The Judiciary of Zambia is an independent arm of the government. Under clause 118 (2) of the Constitution, in exercising judicial authority, the courts shall be guided by the following principles:
(a) justice shall be done to all, without discrimination;
(b) justice shall not be delayed;
(c) adequate compensation shall be awarded, where payable;
(d) alternative forms of dispute resolution, including traditional dispute resolution mechanisms, shall be promoted, subject to clause (3);
(e) justice shall be administered without undue regard to procedural technicalities; and
(f) the values and principles of this Constitution shall be protected and promoted.
FUNCTIONS OF THE COURTS
Clause 119 (2) of the Constitution outlines the following judicial functions to be performed by the courts:
(a) to hear civil and criminal matters; and
(b) to hear matters relating to, and in respect of, the Constitution.
The Judiciary consist of the following courts:
- The Supreme Court of Zambia;
- The Constitutional Court of Zambia;
- The Court of Appeal;
- The High Court of Zambia;
The Supreme Court and Constitutional Court rank equivalently.
Clause 122 (1) states that the Judiciary shall be subject only to the Constitution and the law and not be subject to the control or direction of a person or an authority.
The Chief Administrator :-
- is the Controlling Officer regarding the expenditure of the Judicature within the meaning of the Finance (Control and Management) Act Chapter 347 0f the Laws of Zambia.
- Keeps books of accounts and other records in relation to the accounts of the Judicature.
- Prepares and submits financial reports concerning the activities of the Judicature to the President.
Clause140 states that, The President shall, on the recommendation of the Judicial Service Commission and subject to ratification by the National Assembly, appoint the—
(a) Chief Justice;
(b) Deputy Chief Justice;
(c) President of the Constitutional Court;
(d) Deputy President of the Constitutional Court; and
(e) other judges.
Under clause 141, a person qualifies for appointment as a judge if that person is of proven integrity and has been a legal practitioner, in the case of the—
(a) Supreme Court, for at least fifteen years;
(b) Constitutional Court, for at least fifteen years and has specialised training or experience in human rights or constitutional law;
(c) Court of Appeal, for at least twelve years; or
(d) High Court, for at least ten years.
A person appointed as judge to a specialised court shall have the relevant expertise, as prescribed.
The Chief Justice and President of the Constitutional Court shall hold office for not more than ten years and may, thereafter, continue as a judge of the Supreme Court or Constitutional Court provided they are under the age of 75 years.

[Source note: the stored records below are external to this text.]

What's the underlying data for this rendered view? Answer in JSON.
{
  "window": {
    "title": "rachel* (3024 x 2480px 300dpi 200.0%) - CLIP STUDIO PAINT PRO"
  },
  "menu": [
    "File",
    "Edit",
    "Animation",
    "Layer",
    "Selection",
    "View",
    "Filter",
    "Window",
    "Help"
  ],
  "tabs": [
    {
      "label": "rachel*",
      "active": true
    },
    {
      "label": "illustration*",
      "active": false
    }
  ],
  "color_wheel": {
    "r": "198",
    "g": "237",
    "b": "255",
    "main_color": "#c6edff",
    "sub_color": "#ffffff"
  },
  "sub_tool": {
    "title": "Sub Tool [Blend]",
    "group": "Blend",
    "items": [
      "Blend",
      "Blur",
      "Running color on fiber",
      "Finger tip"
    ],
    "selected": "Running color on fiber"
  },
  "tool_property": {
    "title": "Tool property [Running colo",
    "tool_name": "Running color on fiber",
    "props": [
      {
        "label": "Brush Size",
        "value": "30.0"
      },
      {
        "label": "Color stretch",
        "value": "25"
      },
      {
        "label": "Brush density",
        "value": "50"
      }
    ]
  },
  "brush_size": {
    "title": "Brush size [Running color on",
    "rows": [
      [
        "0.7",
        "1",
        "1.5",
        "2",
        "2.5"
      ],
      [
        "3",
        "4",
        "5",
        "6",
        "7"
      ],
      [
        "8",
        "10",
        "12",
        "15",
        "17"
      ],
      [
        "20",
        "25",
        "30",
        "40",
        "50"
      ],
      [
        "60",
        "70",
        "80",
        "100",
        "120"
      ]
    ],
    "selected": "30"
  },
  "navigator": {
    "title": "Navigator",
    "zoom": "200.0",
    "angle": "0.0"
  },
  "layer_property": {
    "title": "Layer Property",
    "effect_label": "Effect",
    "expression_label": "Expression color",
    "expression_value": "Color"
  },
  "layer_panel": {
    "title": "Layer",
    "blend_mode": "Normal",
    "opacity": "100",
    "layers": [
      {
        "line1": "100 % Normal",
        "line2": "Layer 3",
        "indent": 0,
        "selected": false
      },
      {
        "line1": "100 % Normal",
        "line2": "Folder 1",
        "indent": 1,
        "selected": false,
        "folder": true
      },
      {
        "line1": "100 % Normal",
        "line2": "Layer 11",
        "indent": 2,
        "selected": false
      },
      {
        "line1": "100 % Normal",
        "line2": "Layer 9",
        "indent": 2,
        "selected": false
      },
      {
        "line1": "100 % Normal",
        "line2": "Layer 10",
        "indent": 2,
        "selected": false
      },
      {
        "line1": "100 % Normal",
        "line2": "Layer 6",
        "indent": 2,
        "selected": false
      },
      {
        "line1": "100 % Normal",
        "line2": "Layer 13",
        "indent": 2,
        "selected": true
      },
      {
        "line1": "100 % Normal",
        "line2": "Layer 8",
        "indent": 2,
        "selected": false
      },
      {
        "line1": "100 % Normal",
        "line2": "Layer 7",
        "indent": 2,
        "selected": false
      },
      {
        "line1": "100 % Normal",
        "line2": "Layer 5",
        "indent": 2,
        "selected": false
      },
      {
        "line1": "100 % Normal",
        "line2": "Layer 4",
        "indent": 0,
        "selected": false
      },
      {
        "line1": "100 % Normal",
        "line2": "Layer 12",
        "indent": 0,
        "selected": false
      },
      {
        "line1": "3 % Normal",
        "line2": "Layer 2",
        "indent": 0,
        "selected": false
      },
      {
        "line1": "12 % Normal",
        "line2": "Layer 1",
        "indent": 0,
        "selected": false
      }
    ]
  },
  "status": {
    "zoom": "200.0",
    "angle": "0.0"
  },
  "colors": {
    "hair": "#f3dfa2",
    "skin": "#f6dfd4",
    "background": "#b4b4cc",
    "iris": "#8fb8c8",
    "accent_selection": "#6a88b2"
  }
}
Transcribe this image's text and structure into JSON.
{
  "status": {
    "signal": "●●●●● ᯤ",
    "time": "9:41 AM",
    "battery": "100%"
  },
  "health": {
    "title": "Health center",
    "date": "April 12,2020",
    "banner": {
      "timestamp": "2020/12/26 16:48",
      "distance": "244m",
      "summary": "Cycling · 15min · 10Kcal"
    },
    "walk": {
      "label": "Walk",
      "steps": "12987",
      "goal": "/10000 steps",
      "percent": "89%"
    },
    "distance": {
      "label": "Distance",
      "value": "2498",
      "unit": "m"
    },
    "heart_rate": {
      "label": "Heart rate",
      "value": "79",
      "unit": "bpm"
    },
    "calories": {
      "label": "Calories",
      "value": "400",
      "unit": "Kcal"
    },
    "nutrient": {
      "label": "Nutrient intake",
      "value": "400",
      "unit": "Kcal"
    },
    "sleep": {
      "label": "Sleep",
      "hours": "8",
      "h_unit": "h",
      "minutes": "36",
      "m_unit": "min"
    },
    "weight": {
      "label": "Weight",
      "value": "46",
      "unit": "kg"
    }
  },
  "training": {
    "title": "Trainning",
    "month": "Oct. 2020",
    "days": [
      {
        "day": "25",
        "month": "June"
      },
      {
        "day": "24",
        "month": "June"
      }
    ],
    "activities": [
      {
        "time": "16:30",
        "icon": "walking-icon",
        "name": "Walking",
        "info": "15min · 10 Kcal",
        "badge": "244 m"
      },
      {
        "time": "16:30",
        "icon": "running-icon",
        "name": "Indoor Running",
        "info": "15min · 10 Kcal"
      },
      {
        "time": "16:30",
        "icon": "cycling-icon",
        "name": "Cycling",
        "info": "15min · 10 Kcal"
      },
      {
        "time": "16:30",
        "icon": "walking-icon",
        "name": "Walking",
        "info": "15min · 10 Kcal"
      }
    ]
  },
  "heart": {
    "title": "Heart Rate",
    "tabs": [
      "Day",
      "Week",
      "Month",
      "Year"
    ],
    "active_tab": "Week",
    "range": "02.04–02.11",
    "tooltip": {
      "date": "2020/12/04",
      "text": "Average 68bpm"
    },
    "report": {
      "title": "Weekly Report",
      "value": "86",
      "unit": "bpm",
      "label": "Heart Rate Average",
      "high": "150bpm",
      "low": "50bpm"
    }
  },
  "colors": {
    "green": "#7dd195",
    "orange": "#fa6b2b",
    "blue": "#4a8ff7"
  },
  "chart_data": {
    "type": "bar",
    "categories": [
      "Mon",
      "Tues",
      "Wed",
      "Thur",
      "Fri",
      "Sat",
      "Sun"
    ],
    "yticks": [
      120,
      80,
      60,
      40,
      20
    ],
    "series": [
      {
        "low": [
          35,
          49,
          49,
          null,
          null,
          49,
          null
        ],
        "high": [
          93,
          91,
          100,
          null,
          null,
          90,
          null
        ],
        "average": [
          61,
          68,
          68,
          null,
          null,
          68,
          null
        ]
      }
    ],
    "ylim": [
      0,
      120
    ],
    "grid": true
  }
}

- A Supreme Court Judge
- The Attorney General
- The Solicitor General
- A Member of Parliament
- The Secretary to the Cabinet
- A Legal Practitioner
- President of the Law Association of Zambia